[Data records for software interfaces]
↓

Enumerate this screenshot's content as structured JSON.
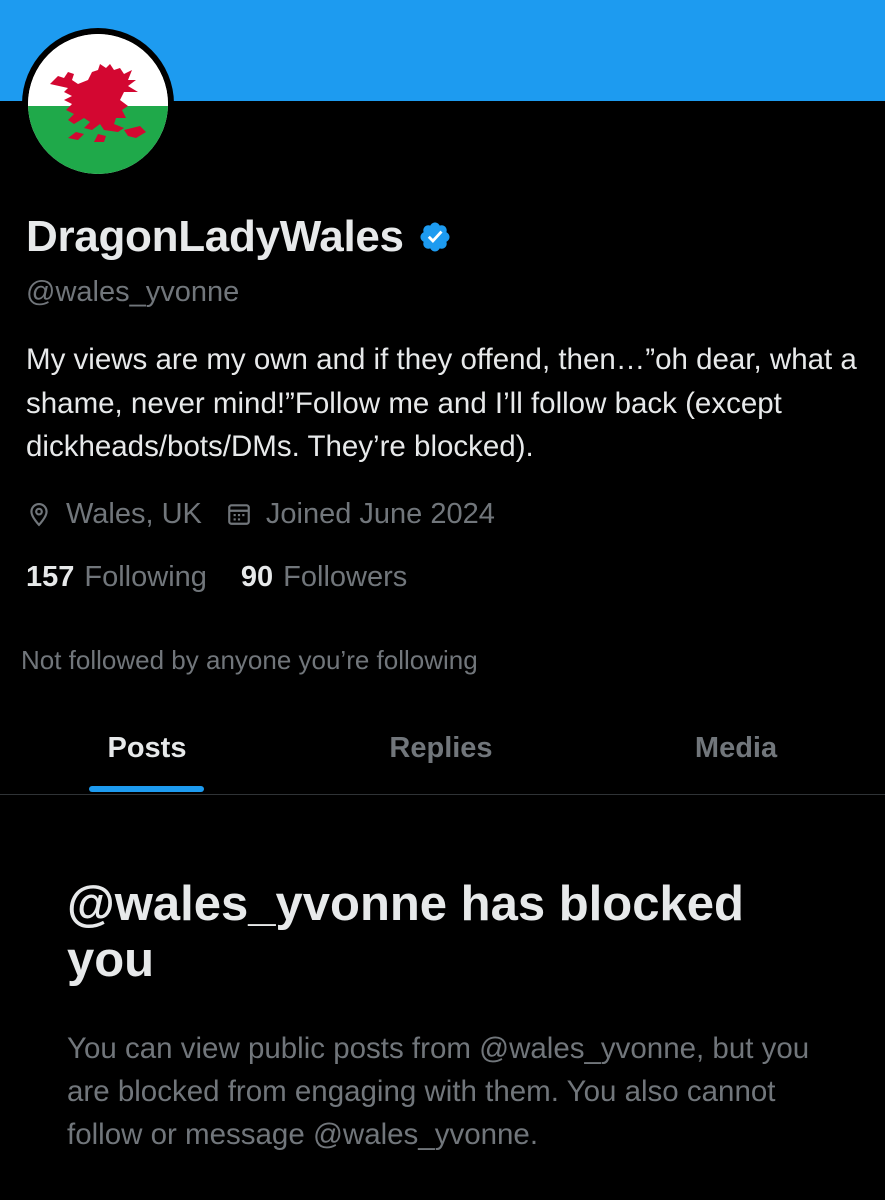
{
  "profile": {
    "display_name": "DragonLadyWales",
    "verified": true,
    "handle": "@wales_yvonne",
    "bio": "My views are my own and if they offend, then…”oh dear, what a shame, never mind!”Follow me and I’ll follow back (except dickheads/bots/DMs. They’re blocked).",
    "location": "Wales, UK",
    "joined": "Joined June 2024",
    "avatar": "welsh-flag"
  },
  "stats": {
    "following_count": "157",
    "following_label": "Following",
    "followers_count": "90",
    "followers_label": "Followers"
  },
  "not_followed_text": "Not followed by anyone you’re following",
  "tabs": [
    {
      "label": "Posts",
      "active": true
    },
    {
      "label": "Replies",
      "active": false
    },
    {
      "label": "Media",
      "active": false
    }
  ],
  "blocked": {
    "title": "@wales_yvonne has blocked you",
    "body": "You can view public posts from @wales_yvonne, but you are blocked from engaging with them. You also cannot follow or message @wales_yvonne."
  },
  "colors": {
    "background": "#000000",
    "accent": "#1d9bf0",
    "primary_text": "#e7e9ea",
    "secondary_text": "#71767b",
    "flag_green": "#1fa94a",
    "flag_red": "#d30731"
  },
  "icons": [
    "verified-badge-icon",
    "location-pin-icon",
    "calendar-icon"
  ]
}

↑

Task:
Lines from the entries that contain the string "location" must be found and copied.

Answer area:
    "location": "Wales, UK",
    "location-pin-icon",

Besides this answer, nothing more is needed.